Social and Pastoral BulletinNo. 9015, Jun. 1999

The Making of a New Volunteer Network
Second Workshop on Jesuit Volunteers
Shibata Yukinori (Tokyo Jesuit Social Center)

Was chilly inside the Jesuit Novitiate of Hiroshima, looking at a different world on a summer-like sun shining day. From May 1-3 the second workshop on Jesuit Volunteers took place there. The 32 participants attending were mainly educators from the 4 Jesuit junior high schools ( Eiko, Rokko, Hiroshima, Taisei), 3 other Catholic schools, Salesian Ikuei, Jochi Tandai, Sophia University, members of the Jesuit Social Apostolate committee and social centers plus Jesuit seminarians. Half of the participants who had already attended last years's workshop enjoyed getting together again. The workshop started within a friendly atmosphere.

Content of the Workshop

The workshop, inspired by the principles of Jesuit education and the promotion of justice and aiming at introducing volunteer activities and exposure study programs into school education, stressed the sharing of experiences and information in order to build a new network between schools and places of work. Last year it was difficult to make the network really function, and most of the efforts were spent on trial and error methods.
Following a preliminary consultation through a questionnaire sent to the participants of the last workshop, the theme selected for this year's workshop was: "the Homeless". It consisted of an ambitious program, with a presentation of the situation of homeless people in Hiroshima followed by social structural analysis and spiritual discernment. The situation of homeless people in Hiroshima was presented by Mr. Nakazono Kenichi. For the last 10 years, he has patrolled at night the streets of Hiroshima listening to the pleas of the homeless there. He explained to us that the number of people without any shelter has dramatically increased to one hundred during the last 3 years. Unless the labor market is drastically re-organized, all programs undertaken will just become symptomatic treatments. On the other hand, what is really needed is to use all available means, socio-welfare as well as medical care, to assist the homeless who are about to die in front of our eyes. He spoke in a cool way on such a difficult work.
The basics of structural analysis were presented by Fr. Vicente Bonet, SJ. The participants were divided in 5 groups to discuss the situation of the homeless within the political, economic, social and cultural backgrounds. Since only one hour was allocated for the group discussions, most of the groups could only present a superficial vision. The general trend was that, because Japanese society refuses to accept different views and everything must be oriented towards economic profit, such attitudes work heavily not only against the homeless, but also against all Japanese people.

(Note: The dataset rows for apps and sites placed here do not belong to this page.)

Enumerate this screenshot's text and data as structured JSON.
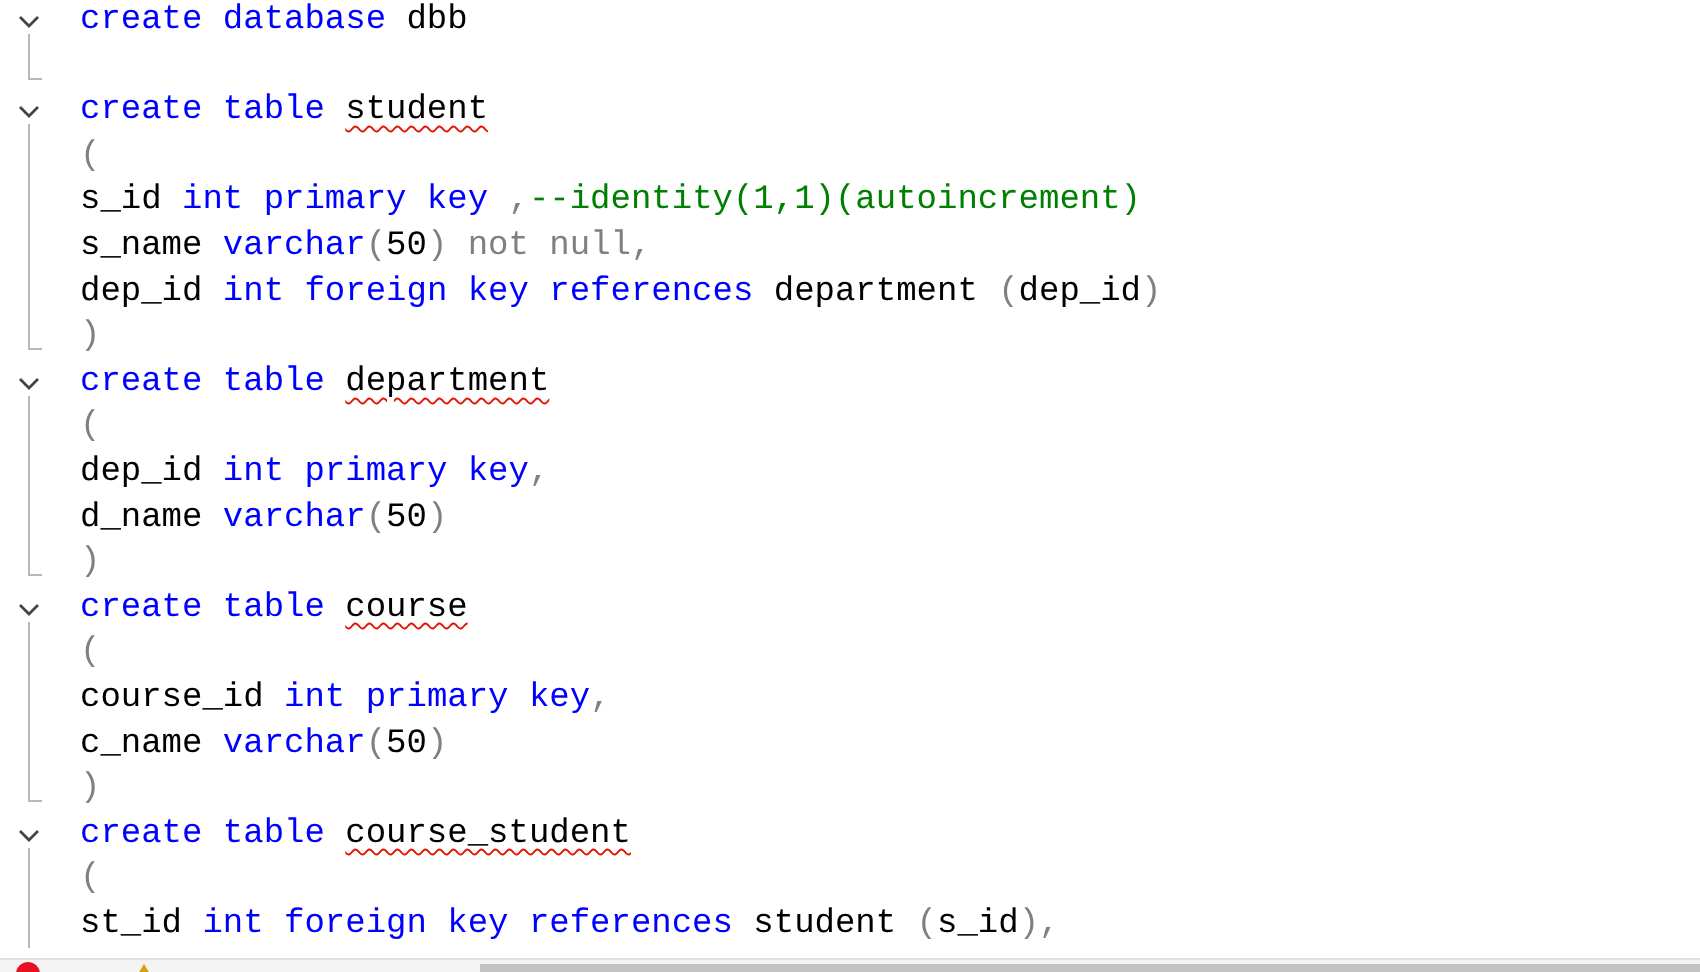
{
  "editor": {
    "lines": [
      {
        "kind": "start",
        "tokens": [
          {
            "text": "create database ",
            "kind": "keyword"
          },
          {
            "text": "dbb",
            "kind": "ident"
          }
        ]
      },
      {
        "kind": "end"
      },
      {
        "kind": "start",
        "tokens": [
          {
            "text": "create table ",
            "kind": "keyword"
          },
          {
            "text": "student",
            "kind": "error"
          }
        ]
      },
      {
        "kind": "body",
        "tokens": [
          {
            "text": "(",
            "kind": "punct"
          }
        ]
      },
      {
        "kind": "body",
        "tokens": [
          {
            "text": "s_id ",
            "kind": "ident"
          },
          {
            "text": "int primary key ",
            "kind": "keyword"
          },
          {
            "text": ",",
            "kind": "punct"
          },
          {
            "text": "--identity(1,1)(autoincrement)",
            "kind": "comment"
          }
        ]
      },
      {
        "kind": "body",
        "tokens": [
          {
            "text": "s_name ",
            "kind": "ident"
          },
          {
            "text": "varchar",
            "kind": "keyword"
          },
          {
            "text": "(",
            "kind": "punct"
          },
          {
            "text": "50",
            "kind": "ident"
          },
          {
            "text": ") not null,",
            "kind": "punct"
          }
        ]
      },
      {
        "kind": "body",
        "tokens": [
          {
            "text": "dep_id ",
            "kind": "ident"
          },
          {
            "text": "int foreign key references ",
            "kind": "keyword"
          },
          {
            "text": "department ",
            "kind": "ident"
          },
          {
            "text": "(",
            "kind": "punct"
          },
          {
            "text": "dep_id",
            "kind": "ident"
          },
          {
            "text": ")",
            "kind": "punct"
          }
        ]
      },
      {
        "kind": "end",
        "tokens": [
          {
            "text": ")",
            "kind": "punct"
          }
        ]
      },
      {
        "kind": "start",
        "tokens": [
          {
            "text": "create table ",
            "kind": "keyword"
          },
          {
            "text": "department",
            "kind": "error"
          }
        ]
      },
      {
        "kind": "body",
        "tokens": [
          {
            "text": "(",
            "kind": "punct"
          }
        ]
      },
      {
        "kind": "body",
        "tokens": [
          {
            "text": "dep_id ",
            "kind": "ident"
          },
          {
            "text": "int primary key",
            "kind": "keyword"
          },
          {
            "text": ",",
            "kind": "punct"
          }
        ]
      },
      {
        "kind": "body",
        "tokens": [
          {
            "text": "d_name ",
            "kind": "ident"
          },
          {
            "text": "varchar",
            "kind": "keyword"
          },
          {
            "text": "(",
            "kind": "punct"
          },
          {
            "text": "50",
            "kind": "ident"
          },
          {
            "text": ")",
            "kind": "punct"
          }
        ]
      },
      {
        "kind": "end",
        "tokens": [
          {
            "text": ")",
            "kind": "punct"
          }
        ]
      },
      {
        "kind": "start",
        "tokens": [
          {
            "text": "create table ",
            "kind": "keyword"
          },
          {
            "text": "course",
            "kind": "error"
          }
        ]
      },
      {
        "kind": "body",
        "tokens": [
          {
            "text": "(",
            "kind": "punct"
          }
        ]
      },
      {
        "kind": "body",
        "tokens": [
          {
            "text": "course_id ",
            "kind": "ident"
          },
          {
            "text": "int primary key",
            "kind": "keyword"
          },
          {
            "text": ",",
            "kind": "punct"
          }
        ]
      },
      {
        "kind": "body",
        "tokens": [
          {
            "text": "c_name ",
            "kind": "ident"
          },
          {
            "text": "varchar",
            "kind": "keyword"
          },
          {
            "text": "(",
            "kind": "punct"
          },
          {
            "text": "50",
            "kind": "ident"
          },
          {
            "text": ")",
            "kind": "punct"
          }
        ]
      },
      {
        "kind": "end",
        "tokens": [
          {
            "text": ")",
            "kind": "punct"
          }
        ]
      },
      {
        "kind": "start",
        "tokens": [
          {
            "text": "create table ",
            "kind": "keyword"
          },
          {
            "text": "course_student",
            "kind": "error"
          }
        ]
      },
      {
        "kind": "body",
        "tokens": [
          {
            "text": "(",
            "kind": "punct"
          }
        ]
      },
      {
        "kind": "body",
        "tokens": [
          {
            "text": "st_id ",
            "kind": "ident"
          },
          {
            "text": "int foreign key references ",
            "kind": "keyword"
          },
          {
            "text": "student ",
            "kind": "ident"
          },
          {
            "text": "(",
            "kind": "punct"
          },
          {
            "text": "s_id",
            "kind": "ident"
          },
          {
            "text": "),",
            "kind": "punct"
          }
        ]
      }
    ]
  }
}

Fr. Hanafusa Ryuichiro, SJ made the presentation of spiritual discernment. After explaining Ignatian discernment, he pointed out the difficulties of social discernment: "unless one considers the various differences in the life style and social position, as well as in social values, and unless one takes account of personal attitudes of compassion towards others and different motivations and inner feelings, discernment might go into opposite directions. On the opposite, by repeating a social discernment process, one can rightly make a better discernment".
After the presentation he interviewed three persons concerning their feelings in their activities with the homeless, on the image of Jesus they cherished by getting involved with them. Because of lack of time participants felt uneasy, but we all realized that, the more shocking and emotional exposure programs and volunteer activities are, the most important it is to do structural analysis and spiritual discernment.

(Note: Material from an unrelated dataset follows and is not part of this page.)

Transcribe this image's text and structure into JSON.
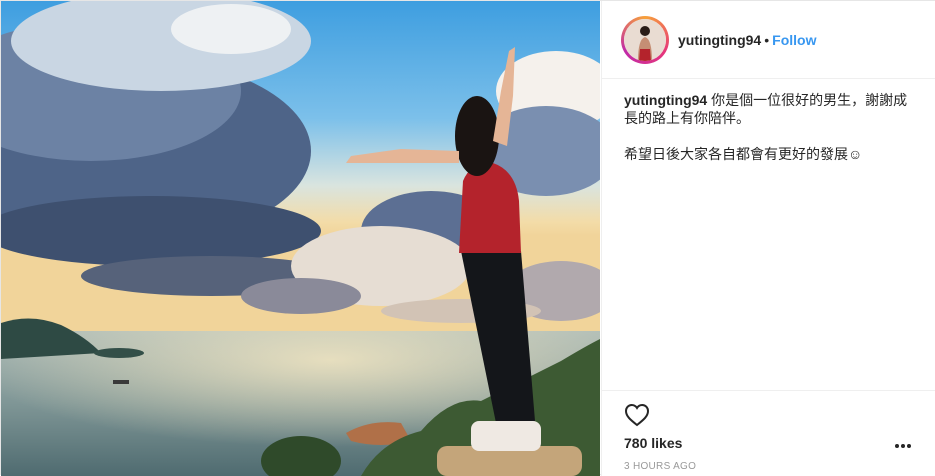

Future Plans

In fact, the two more important sessions of the workshop were the first two-hour session on personal introduction and the last 2 hours spent on a dialogue for a future network. The more one heard the participants talk in the first session, the more one realized how different the situations of volunteer and exposure programs in each school are. One could strongly feel the need for exchanges of information and of personal contacts.
How, then, can we continue networking and the holding of successive workshops? By regions? Or by topics? For instance, dividing the western part of Japan and the eastern, focusing on East Timor, etc., or making small groupings, including students also?. Some thought about retreats to deepen spiritual discernment. Many ideas were offered, but there was no common consensus. Finally, we dispersed committing ourselves to hold a workshop next year without fixing the location yet.
At present, the Jesuit social apostolate group together with the 4 Jesuit junior high school team (a cross-section organization for Jesuit schools) are continuing to dialogue, groping for formal volunteer education. I heard that a small group has already made concrete plans with regard to East Timor. I would like to pray that this year a step forward was made, and that we can, again next year, make further improvements.
(A report will soon come out. Those interested in it, please, contact our center)